The U.S. military said it had suffered no serious casualties in the early stages of the assault.

The Taliban said in a later statement one of their fighters had been killed and two wounded. Quoting spokesman Qari Mohammad Yousuf, it said 11 foreign troops were killed and wounded.

Britain's Ministry of Defense said in a statement two British soldiers were killed in an explosion in central Helmand on Wednesday in a related operation preceding Khanjar.

In southeastern Zabul province, Afghan police killed nine Taliban fighters and discovered a ton of explosives on Wednesday, the Interior Ministry said in a statement.


Waves of helicopters landed Marines in the early morning darkness throughout the valley, a crescent of opium poppy and wheat fields criss-crossed by canals and dotted with mud-brick homes. Entrenched fighters defied NATO forces there for years.

Marines also dismounted from armored convoys before dawn and fanned out into the fields alongside the river as the sun rose.

About 4,000 Marines surged forward and thousands more were mobilized to assist them in one of the biggest operations by foreign troops in Afghanistan since the 1989 Soviet withdrawal.

The 10,000 Marines in Helmand Province, 8,500 of whom arrived in the past two months, form the biggest wave of an escalation ordered by Obama. The U.S. president has declared the Taliban insurgency in Afghanistan and neighboring Pakistan to be America's main foreign threat.

Large areas of Helmand have been outside government control. It produces the biggest share of Afghanistan's opium crop, which accounts for 90 percent of the world's heroin.

Launching such a bold operation carries great risk. A protracted, bloody fight could erode support for the war in the United States, among its NATO allies and Afghans.

Taliban fighters have had years to reinforce positions among the valley's irrigation ditches and canals but U.S. and NATO commanders hope a rapid, decisive victory in Helmand will prove the tipping point of the war.

We're going to seize the population from the Taliban and never let them go, Marine Lieutenant-Colonel Christian Cabaniss told his troops before they set out in armored convoys.

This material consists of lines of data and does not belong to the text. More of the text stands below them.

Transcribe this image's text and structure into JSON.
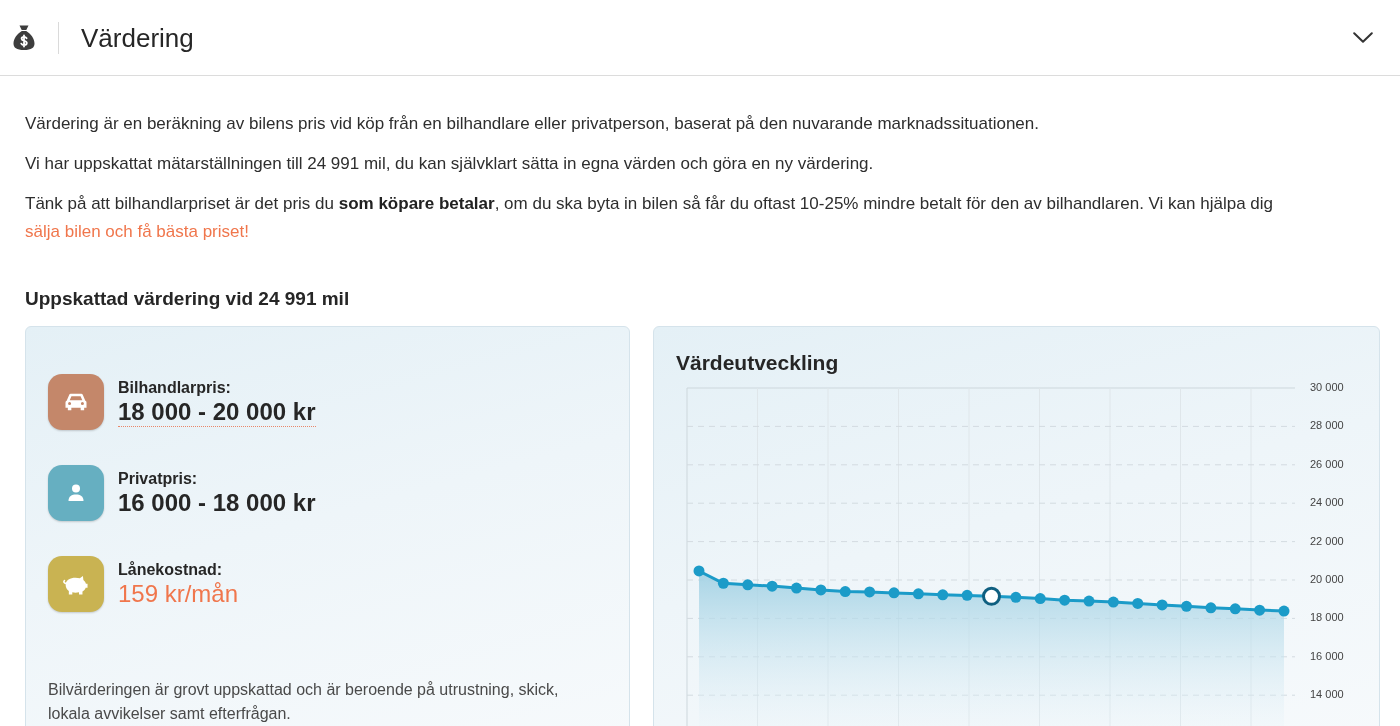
{
  "header": {
    "title": "Värdering",
    "expanded": true
  },
  "paragraphs": [
    {
      "text": "Värdering är en beräkning av bilens pris vid köp från en bilhandlare eller privatperson, baserat på den nuvarande marknadssituationen."
    },
    {
      "text": "Vi har uppskattat mätarställningen till 24 991 mil, du kan självklart sätta in egna värden och göra en ny värdering."
    },
    {
      "text": "Tänk på att bilhandlarpriset är det pris du **som köpare betalar**, om du ska byta in bilen så får du oftast 10-25% mindre betalt för den av bilhandlaren. Vi kan hjälpa dig",
      "link": "sälja bilen och få bästa priset!"
    }
  ],
  "estimate": {
    "heading": "Uppskattad värdering vid 24 991 mil",
    "prices": [
      {
        "kind": "dealer",
        "label": "Bilhandlarpris:",
        "value": "18 000 - 20 000 kr",
        "color": "#c4876a"
      },
      {
        "kind": "private",
        "label": "Privatpris:",
        "value": "16 000 - 18 000 kr",
        "color": "#66afc1"
      },
      {
        "kind": "loan",
        "label": "Lånekostnad:",
        "value": "159 kr/mån",
        "color": "#c9b352"
      }
    ],
    "note": "Bilvärderingen är grovt uppskattad och är beroende på utrustning, skick, lokala avvikelser samt efterfrågan."
  },
  "value_chart": {
    "chart_data": {
      "type": "area",
      "title": "Värdeutveckling",
      "series": [
        {
          "color": "#1b9bc8",
          "values": [
            20470,
            19830,
            19750,
            19680,
            19580,
            19480,
            19400,
            19380,
            19330,
            19280,
            19230,
            19200,
            19150,
            19100,
            19030,
            18950,
            18900,
            18850,
            18780,
            18700,
            18630,
            18550,
            18500,
            18430,
            18380
          ]
        }
      ],
      "ylim": [
        14000,
        30000
      ],
      "yticks": [
        {
          "value": 30000,
          "label": "30 000"
        },
        {
          "value": 28000,
          "label": "28 000"
        },
        {
          "value": 26000,
          "label": "26 000"
        },
        {
          "value": 24000,
          "label": "24 000"
        },
        {
          "value": 22000,
          "label": "22 000"
        },
        {
          "value": 20000,
          "label": "20 000"
        },
        {
          "value": 18000,
          "label": "18 000"
        },
        {
          "value": 16000,
          "label": "16 000"
        },
        {
          "value": 14000,
          "label": "14 000"
        }
      ],
      "grid": true
    },
    "points": [
      {
        "selected": false
      },
      {
        "selected": false
      },
      {
        "selected": false
      },
      {
        "selected": false
      },
      {
        "selected": false
      },
      {
        "selected": false
      },
      {
        "selected": false
      },
      {
        "selected": false
      },
      {
        "selected": false
      },
      {
        "selected": false
      },
      {
        "selected": false
      },
      {
        "selected": false
      },
      {
        "selected": true
      },
      {
        "selected": false
      },
      {
        "selected": false
      },
      {
        "selected": false
      },
      {
        "selected": false
      },
      {
        "selected": false
      },
      {
        "selected": false
      },
      {
        "selected": false
      },
      {
        "selected": false
      },
      {
        "selected": false
      },
      {
        "selected": false
      },
      {
        "selected": false
      },
      {
        "selected": false
      }
    ]
  }
}
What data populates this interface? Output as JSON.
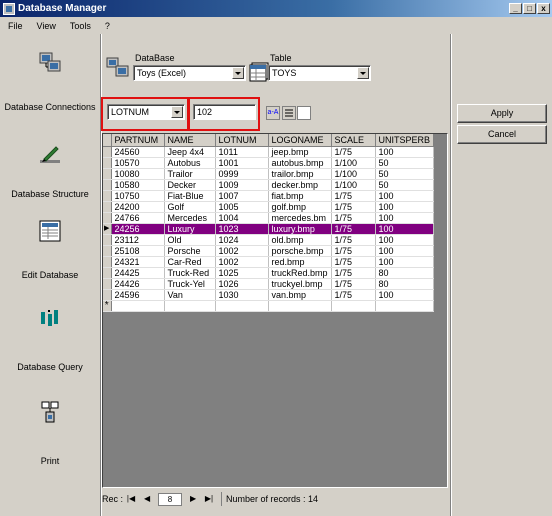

(Additional reporting by Sayed Salahuddin, Golnar Motevalli and Jonathon Burch in Kabul and Saeed Ali Achakzai in Pakistan; Writing by Paul Tait; Editing by Sanjeev Miglani)